I visited Chernobyl through a tour with SoloEast Travel. I was very happy with our tour and would recommend it. Tours start and end in central Kiev and include lunch. One-day tours cost $79. You will need your passport for this trip — it will be checked at several points. Wear close-toed shoes, long pants, and a long-sleeved shirt or jacket. SoloEast also offers two-day Chernobyl tours, where you stay overnight, for $299.
Don’t visit Ukraine without travel insurance. Whether you get appendicitis and need to be hospitalized, or your phone gets stolen, or an injury means you need to cancel all or part of your trip, travel insurance will help you out. I use and recommend World Nomads as travel insurance for trips to Ukraine.

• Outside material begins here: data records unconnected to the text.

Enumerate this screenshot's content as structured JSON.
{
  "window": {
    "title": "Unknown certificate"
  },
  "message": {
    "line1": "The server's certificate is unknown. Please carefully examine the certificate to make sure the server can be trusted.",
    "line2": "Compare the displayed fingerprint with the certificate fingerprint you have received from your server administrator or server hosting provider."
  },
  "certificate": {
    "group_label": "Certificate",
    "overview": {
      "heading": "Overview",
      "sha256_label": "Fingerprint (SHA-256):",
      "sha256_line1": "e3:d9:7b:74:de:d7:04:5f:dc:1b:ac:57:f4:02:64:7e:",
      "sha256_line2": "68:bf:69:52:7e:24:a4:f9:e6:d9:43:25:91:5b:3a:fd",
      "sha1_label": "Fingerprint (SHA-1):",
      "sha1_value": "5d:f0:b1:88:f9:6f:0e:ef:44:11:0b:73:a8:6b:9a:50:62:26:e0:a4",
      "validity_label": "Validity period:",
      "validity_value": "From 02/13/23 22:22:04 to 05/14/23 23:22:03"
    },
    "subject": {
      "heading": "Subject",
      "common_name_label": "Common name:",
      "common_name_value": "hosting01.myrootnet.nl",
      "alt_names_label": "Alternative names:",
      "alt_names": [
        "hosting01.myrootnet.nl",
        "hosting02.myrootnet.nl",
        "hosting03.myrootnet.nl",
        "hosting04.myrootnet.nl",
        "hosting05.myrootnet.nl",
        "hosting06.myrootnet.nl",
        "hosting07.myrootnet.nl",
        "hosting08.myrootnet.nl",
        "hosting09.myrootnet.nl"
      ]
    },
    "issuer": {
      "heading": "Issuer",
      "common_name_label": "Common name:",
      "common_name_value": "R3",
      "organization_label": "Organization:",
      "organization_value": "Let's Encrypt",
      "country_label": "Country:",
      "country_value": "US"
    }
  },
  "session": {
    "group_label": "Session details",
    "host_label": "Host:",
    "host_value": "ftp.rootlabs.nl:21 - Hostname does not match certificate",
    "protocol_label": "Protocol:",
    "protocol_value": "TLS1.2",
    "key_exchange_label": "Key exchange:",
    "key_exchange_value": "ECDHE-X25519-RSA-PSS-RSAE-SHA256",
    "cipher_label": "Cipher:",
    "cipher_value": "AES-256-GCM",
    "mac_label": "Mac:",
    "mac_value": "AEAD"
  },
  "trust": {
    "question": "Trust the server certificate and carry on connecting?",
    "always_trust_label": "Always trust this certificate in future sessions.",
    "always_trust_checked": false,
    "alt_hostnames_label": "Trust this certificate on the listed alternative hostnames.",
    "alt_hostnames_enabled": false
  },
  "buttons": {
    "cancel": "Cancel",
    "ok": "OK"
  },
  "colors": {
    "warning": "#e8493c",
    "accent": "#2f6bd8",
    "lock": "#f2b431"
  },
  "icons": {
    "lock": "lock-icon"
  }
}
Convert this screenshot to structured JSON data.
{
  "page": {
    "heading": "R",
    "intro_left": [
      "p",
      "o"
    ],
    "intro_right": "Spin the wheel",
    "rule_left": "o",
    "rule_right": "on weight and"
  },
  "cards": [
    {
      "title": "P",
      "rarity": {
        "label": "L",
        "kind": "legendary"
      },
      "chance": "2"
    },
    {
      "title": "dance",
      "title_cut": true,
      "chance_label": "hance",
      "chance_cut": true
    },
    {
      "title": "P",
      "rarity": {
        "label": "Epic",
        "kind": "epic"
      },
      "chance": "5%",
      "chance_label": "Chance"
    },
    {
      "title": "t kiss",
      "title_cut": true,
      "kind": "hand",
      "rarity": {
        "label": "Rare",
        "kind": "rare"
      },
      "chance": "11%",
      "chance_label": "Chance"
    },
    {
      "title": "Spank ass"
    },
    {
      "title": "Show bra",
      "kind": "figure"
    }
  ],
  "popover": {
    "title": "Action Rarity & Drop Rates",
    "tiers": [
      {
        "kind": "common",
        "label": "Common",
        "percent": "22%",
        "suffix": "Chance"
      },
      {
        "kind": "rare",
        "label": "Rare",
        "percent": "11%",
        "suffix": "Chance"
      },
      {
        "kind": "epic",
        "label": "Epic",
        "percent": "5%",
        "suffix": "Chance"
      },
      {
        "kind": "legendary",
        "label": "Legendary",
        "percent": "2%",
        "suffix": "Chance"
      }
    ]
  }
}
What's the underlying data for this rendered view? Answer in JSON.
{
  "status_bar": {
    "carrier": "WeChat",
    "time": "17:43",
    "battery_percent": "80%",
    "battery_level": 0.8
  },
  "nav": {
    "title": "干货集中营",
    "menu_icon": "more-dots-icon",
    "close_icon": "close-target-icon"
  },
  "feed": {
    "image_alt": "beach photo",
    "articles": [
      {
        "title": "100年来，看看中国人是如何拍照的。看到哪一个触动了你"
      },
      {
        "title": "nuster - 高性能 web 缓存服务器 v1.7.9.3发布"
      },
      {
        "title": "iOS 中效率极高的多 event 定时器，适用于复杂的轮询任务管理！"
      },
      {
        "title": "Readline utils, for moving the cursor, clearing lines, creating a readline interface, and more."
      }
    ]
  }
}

Many thanks to JayWay Travel for hosting me throughout Ukraine. They paid for my hotels, airport transfers, and tours; I paid for flights, meals, and everything else. All opinions, as always, are my own.
Would you ever visit Chernobyl?